[ENTRIES SUPPLIED Boundary: Start]

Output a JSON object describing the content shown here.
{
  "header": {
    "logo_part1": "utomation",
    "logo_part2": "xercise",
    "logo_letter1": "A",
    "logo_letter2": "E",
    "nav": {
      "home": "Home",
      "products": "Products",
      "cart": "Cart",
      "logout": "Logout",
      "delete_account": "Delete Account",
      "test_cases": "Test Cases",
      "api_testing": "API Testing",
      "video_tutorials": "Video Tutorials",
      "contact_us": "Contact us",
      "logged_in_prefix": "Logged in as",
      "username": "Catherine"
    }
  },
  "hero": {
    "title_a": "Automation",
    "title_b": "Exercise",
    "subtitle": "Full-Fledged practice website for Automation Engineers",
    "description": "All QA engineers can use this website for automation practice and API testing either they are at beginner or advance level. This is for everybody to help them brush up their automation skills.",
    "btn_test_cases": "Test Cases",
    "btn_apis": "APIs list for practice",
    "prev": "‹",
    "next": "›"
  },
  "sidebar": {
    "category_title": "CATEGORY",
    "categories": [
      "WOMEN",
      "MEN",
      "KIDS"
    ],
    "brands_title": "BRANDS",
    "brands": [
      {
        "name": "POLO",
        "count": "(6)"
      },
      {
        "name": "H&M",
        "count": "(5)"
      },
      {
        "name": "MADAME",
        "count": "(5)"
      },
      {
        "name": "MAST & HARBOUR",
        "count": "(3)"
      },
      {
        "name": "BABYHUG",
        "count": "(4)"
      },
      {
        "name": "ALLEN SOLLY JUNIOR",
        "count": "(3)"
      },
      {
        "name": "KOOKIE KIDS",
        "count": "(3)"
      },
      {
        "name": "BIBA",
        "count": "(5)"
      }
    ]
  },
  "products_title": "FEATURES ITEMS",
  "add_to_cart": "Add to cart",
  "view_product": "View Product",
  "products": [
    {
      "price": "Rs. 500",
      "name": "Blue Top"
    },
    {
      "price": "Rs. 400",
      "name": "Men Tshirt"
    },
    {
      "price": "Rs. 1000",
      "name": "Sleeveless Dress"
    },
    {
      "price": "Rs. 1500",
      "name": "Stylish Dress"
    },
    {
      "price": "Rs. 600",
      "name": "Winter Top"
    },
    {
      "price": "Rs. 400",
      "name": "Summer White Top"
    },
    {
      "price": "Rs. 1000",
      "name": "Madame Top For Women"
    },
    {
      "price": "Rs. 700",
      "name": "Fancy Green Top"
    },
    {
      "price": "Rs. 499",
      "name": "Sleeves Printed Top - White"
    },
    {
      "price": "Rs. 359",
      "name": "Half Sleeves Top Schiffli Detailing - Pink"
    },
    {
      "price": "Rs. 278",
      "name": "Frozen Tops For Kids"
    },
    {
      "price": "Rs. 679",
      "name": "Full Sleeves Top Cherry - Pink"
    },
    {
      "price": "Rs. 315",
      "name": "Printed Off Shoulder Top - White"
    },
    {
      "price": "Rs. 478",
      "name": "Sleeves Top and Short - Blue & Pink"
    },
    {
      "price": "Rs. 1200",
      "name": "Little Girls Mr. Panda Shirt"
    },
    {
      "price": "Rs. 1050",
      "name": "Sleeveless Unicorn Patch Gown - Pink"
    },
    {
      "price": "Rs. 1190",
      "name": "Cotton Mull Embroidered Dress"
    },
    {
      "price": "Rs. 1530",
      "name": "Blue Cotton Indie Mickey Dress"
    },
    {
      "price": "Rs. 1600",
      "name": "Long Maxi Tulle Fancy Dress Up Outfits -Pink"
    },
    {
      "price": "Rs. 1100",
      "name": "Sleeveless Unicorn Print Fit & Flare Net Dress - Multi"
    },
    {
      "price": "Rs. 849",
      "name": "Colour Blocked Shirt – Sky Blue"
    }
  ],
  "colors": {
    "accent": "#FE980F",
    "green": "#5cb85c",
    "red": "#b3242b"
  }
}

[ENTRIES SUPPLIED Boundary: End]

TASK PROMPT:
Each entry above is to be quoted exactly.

SOLUTION FOR THIS EXERCISE:
Output a JSON object describing the content shown here.
{
  "header": {
    "logo_part1": "utomation",
    "logo_part2": "xercise",
    "logo_letter1": "A",
    "logo_letter2": "E",
    "nav": {
      "home": "Home",
      "products": "Products",
      "cart": "Cart",
      "logout": "Logout",
      "delete_account": "Delete Account",
      "test_cases": "Test Cases",
      "api_testing": "API Testing",
      "video_tutorials": "Video Tutorials",
      "contact_us": "Contact us",
      "logged_in_prefix": "Logged in as",
      "username": "Catherine"
    }
  },
  "hero": {
    "title_a": "Automation",
    "title_b": "Exercise",
    "subtitle": "Full-Fledged practice website for Automation Engineers",
    "description": "All QA engineers can use this website for automation practice and API testing either they are at beginner or advance level. This is for everybody to help them brush up their automation skills.",
    "btn_test_cases": "Test Cases",
    "btn_apis": "APIs list for practice",
    "prev": "‹",
    "next": "›"
  },
  "sidebar": {
    "category_title": "CATEGORY",
    "categories": [
      "WOMEN",
      "MEN",
      "KIDS"
    ],
    "brands_title": "BRANDS",
    "brands": [
      {
        "name": "POLO",
        "count": "(6)"
      },
      {
        "name": "H&M",
        "count": "(5)"
      },
      {
        "name": "MADAME",
        "count": "(5)"
      },
      {
        "name": "MAST & HARBOUR",
        "count": "(3)"
      },
      {
        "name": "BABYHUG",
        "count": "(4)"
      },
      {
        "name": "ALLEN SOLLY JUNIOR",
        "count": "(3)"
      },
      {
        "name": "KOOKIE KIDS",
        "count": "(3)"
      },
      {
        "name": "BIBA",
        "count": "(5)"
      }
    ]
  },
  "products_title": "FEATURES ITEMS",
  "add_to_cart": "Add to cart",
  "view_product": "View Product",
  "products": [
    {
      "price": "Rs. 500",
      "name": "Blue Top"
    },
    {
      "price": "Rs. 400",
      "name": "Men Tshirt"
    },
    {
      "price": "Rs. 1000",
      "name": "Sleeveless Dress"
    },
    {
      "price": "Rs. 1500",
      "name": "Stylish Dress"
    },
    {
      "price": "Rs. 600",
      "name": "Winter Top"
    },
    {
      "price": "Rs. 400",
      "name": "Summer White Top"
    },
    {
      "price": "Rs. 1000",
      "name": "Madame Top For Women"
    },
    {
      "price": "Rs. 700",
      "name": "Fancy Green Top"
    },
    {
      "price": "Rs. 499",
      "name": "Sleeves Printed Top - White"
    },
    {
      "price": "Rs. 359",
      "name": "Half Sleeves Top Schiffli Detailing - Pink"
    },
    {
      "price": "Rs. 278",
      "name": "Frozen Tops For Kids"
    },
    {
      "price": "Rs. 679",
      "name": "Full Sleeves Top Cherry - Pink"
    },
    {
      "price": "Rs. 315",
      "name": "Printed Off Shoulder Top - White"
    },
    {
      "price": "Rs. 478",
      "name": "Sleeves Top and Short - Blue & Pink"
    },
    {
      "price": "Rs. 1200",
      "name": "Little Girls Mr. Panda Shirt"
    },
    {
      "price": "Rs. 1050",
      "name": "Sleeveless Unicorn Patch Gown - Pink"
    },
    {
      "price": "Rs. 1190",
      "name": "Cotton Mull Embroidered Dress"
    },
    {
      "price": "Rs. 1530",
      "name": "Blue Cotton Indie Mickey Dress"
    },
    {
      "price": "Rs. 1600",
      "name": "Long Maxi Tulle Fancy Dress Up Outfits -Pink"
    },
    {
      "price": "Rs. 1100",
      "name": "Sleeveless Unicorn Print Fit & Flare Net Dress - Multi"
    },
    {
      "price": "Rs. 849",
      "name": "Colour Blocked Shirt – Sky Blue"
    }
  ],
  "colors": {
    "accent": "#FE980F",
    "green": "#5cb85c",
    "red": "#b3242b"
  }
}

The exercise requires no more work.